“Negative” DoubtsThe only way a sacrament can truly be said to be doubtful is if you establish a positive (or prudent) doubt about its validity. A doubt is positive when it possesses a basis which is clearly objective and firmly rooted in reality. In the case of a sacrament, it must be founded on solid evidence that something essential to validity was probably omitted.To establish a positive doubt about the validity of the Thuc consecrations, therefore, you’d have to prove that, when the rite was performed, a substantial defect either did occur or probably occurred in one of the following essential elements: • The imposition of hands. • The essential 16-word formula. • The minimal intention of the bishop “to do what the Church does.”Now no one who was present at the Thuc consecrations has ever said one of these defects occurred. (Is Broadbery?)Absent any evidence whatsoever for such a defect, the objectors raise personal speculations, musings, conjectures, hypotheses and — a favourite device — rhetorical questions about what may or may not, or possibly could or could not, have occurred during the “essential 15 seconds” of the consecration. The known methods for fundamentalist Catholics, i.e. Neo-Cats. As an aside issue, these were the means by which sexual abuse went unquestioned in the Roman Church!The chief characteristic of such objections, however, is that they are subjective — i.e., rooted not in a knowledge of what occurred during the rite, but in the objector’s lack of personal knowledge of what occurred.
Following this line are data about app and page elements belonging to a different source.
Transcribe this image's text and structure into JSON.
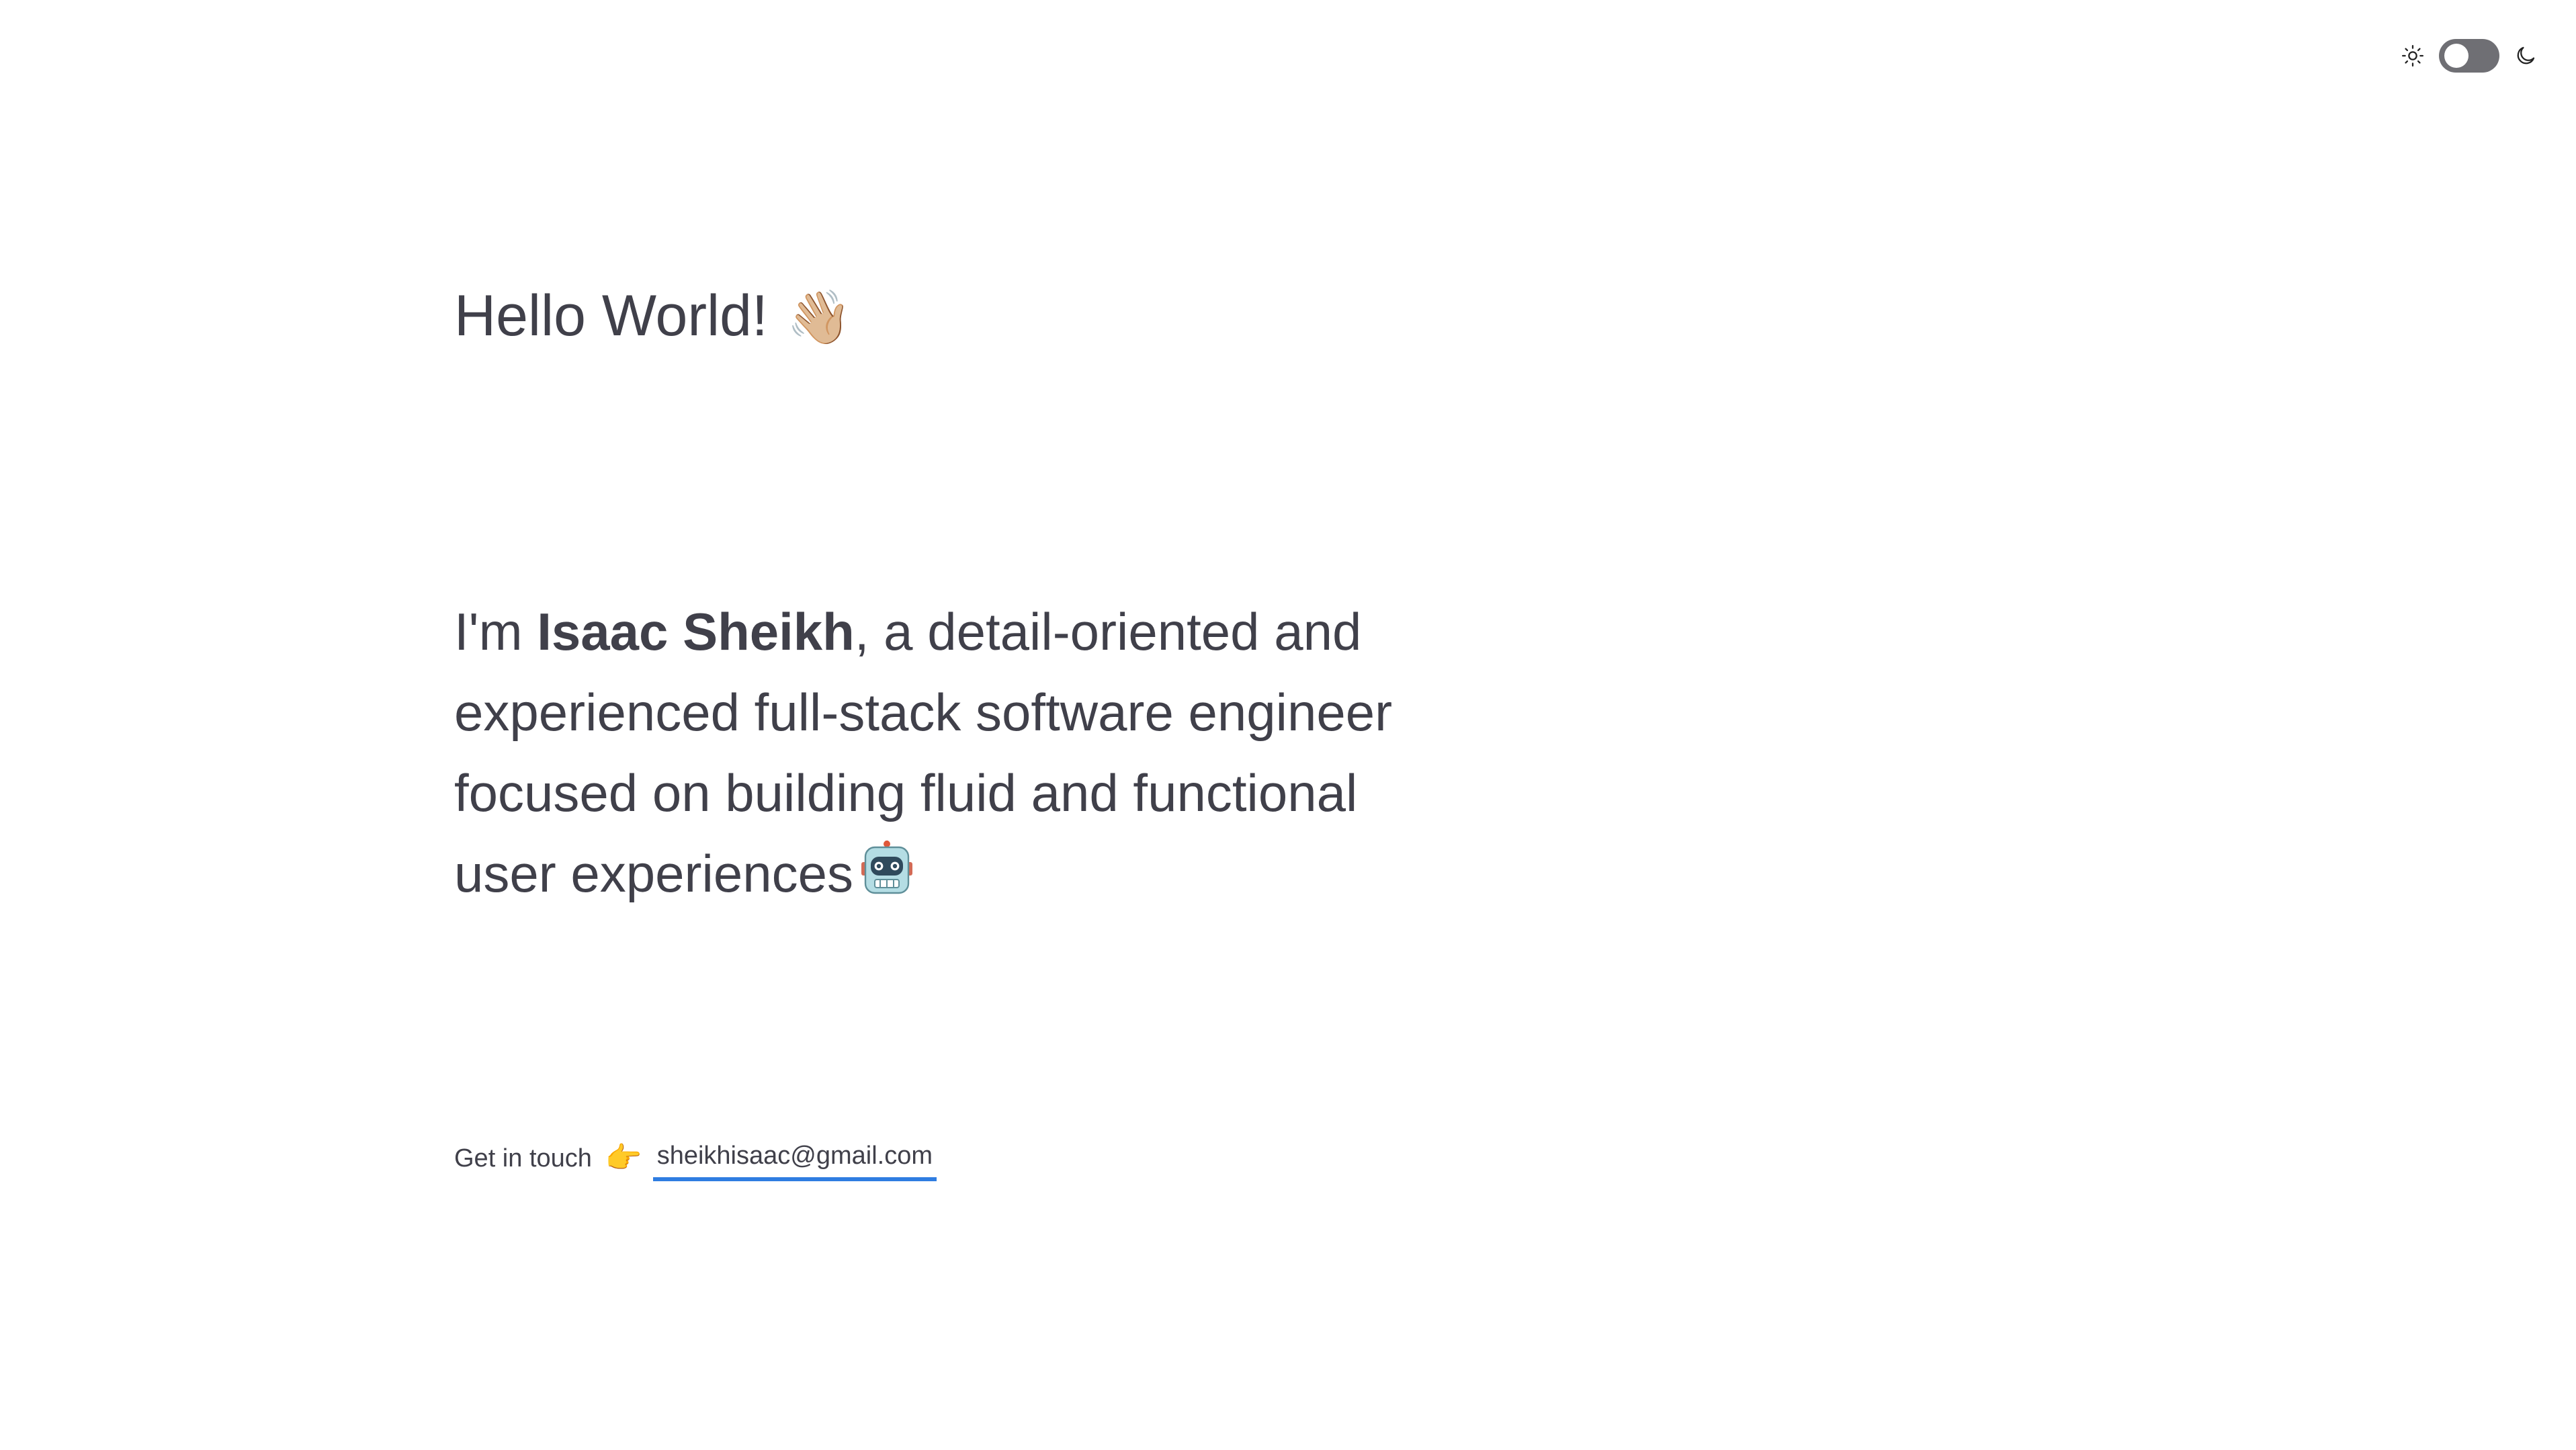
{
  "theme_toggle": {
    "light_icon": "sun-icon",
    "dark_icon": "moon-icon",
    "state": "light"
  },
  "hero": {
    "greeting": "Hello World!",
    "greeting_emoji": "👋🏼",
    "intro_prefix": "I'm ",
    "name": "Isaac Sheikh",
    "intro_suffix": ", a detail-oriented and experienced full-stack software engineer focused on building fluid and functional user experiences",
    "intro_emoji": "robot-icon"
  },
  "contact": {
    "label": "Get in touch",
    "pointer_emoji": "👉",
    "email": "sheikhisaac@gmail.com",
    "link_color": "#2f7de1"
  }
}
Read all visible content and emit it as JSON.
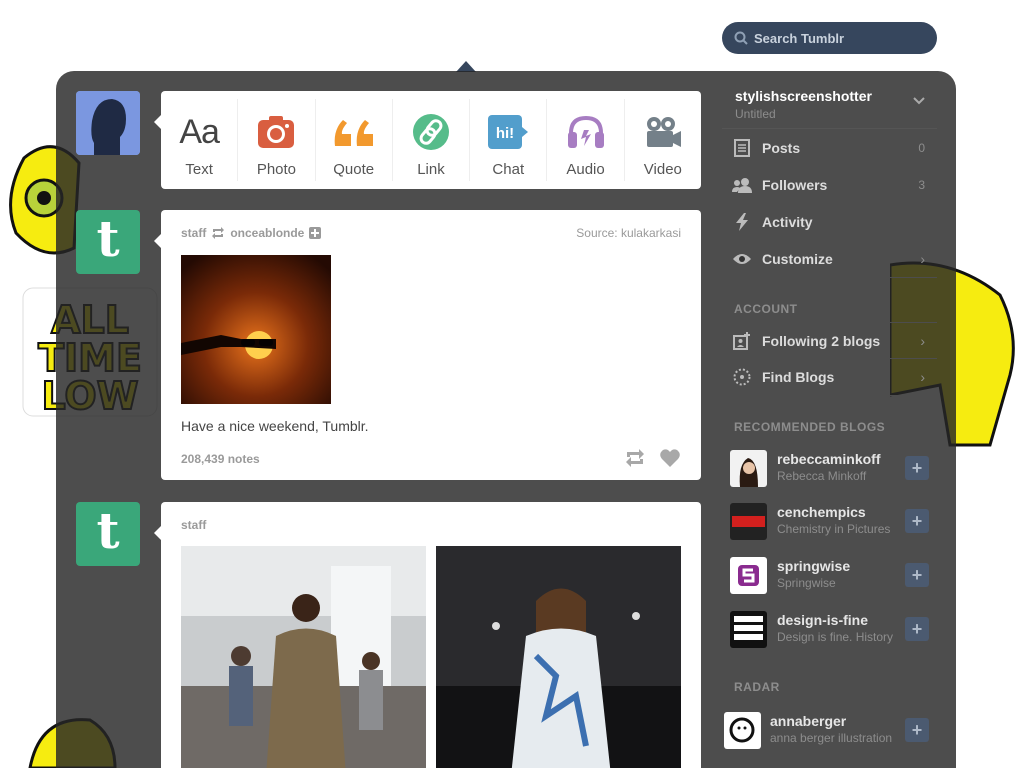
{
  "search": {
    "placeholder": "Search Tumblr"
  },
  "post_types": [
    {
      "label": "Text",
      "icon": "text-icon",
      "color": "#444444"
    },
    {
      "label": "Photo",
      "icon": "camera-icon",
      "color": "#d95e40"
    },
    {
      "label": "Quote",
      "icon": "quote-icon",
      "color": "#f2992e"
    },
    {
      "label": "Link",
      "icon": "link-icon",
      "color": "#56bc8a"
    },
    {
      "label": "Chat",
      "icon": "chat-icon",
      "color": "#529ecc"
    },
    {
      "label": "Audio",
      "icon": "headphones-icon",
      "color": "#a77dc2"
    },
    {
      "label": "Video",
      "icon": "video-camera-icon",
      "color": "#748089"
    }
  ],
  "posts": [
    {
      "author": "staff",
      "reblogged_from": "onceablonde",
      "source_label": "Source:",
      "source": "kulakarkasi",
      "caption": "Have a nice weekend, Tumblr.",
      "notes": "208,439 notes"
    },
    {
      "author": "staff"
    }
  ],
  "avatar_letter": "t",
  "sidebar": {
    "account_name": "stylishscreenshotter",
    "account_sub": "Untitled",
    "items": [
      {
        "label": "Posts",
        "count": "0",
        "icon": "posts-icon"
      },
      {
        "label": "Followers",
        "count": "3",
        "icon": "followers-icon"
      },
      {
        "label": "Activity",
        "icon": "lightning-icon"
      },
      {
        "label": "Customize",
        "arrow": "›",
        "icon": "eye-icon"
      }
    ],
    "account_heading": "ACCOUNT",
    "account_items": [
      {
        "label": "Following 2 blogs",
        "arrow": "›",
        "icon": "following-icon"
      },
      {
        "label": "Find Blogs",
        "arrow": "›",
        "icon": "compass-icon"
      }
    ],
    "recommended_heading": "RECOMMENDED BLOGS",
    "recommended": [
      {
        "name": "rebeccaminkoff",
        "sub": "Rebecca Minkoff"
      },
      {
        "name": "cenchempics",
        "sub": "Chemistry in Pictures"
      },
      {
        "name": "springwise",
        "sub": "Springwise"
      },
      {
        "name": "design-is-fine",
        "sub": "Design is fine. History"
      }
    ],
    "radar_heading": "RADAR",
    "radar": {
      "name": "annaberger",
      "sub": "anna berger illustration"
    },
    "plus": "+"
  },
  "colors": {
    "accent": "#36465d",
    "tumblr_green": "#3aa77a"
  }
}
Such objections are what moral theologians call negative (or imprudent) doubts. And negative doubts don’t render a sacrament “doubtful.”So, has Broadbery anything to add?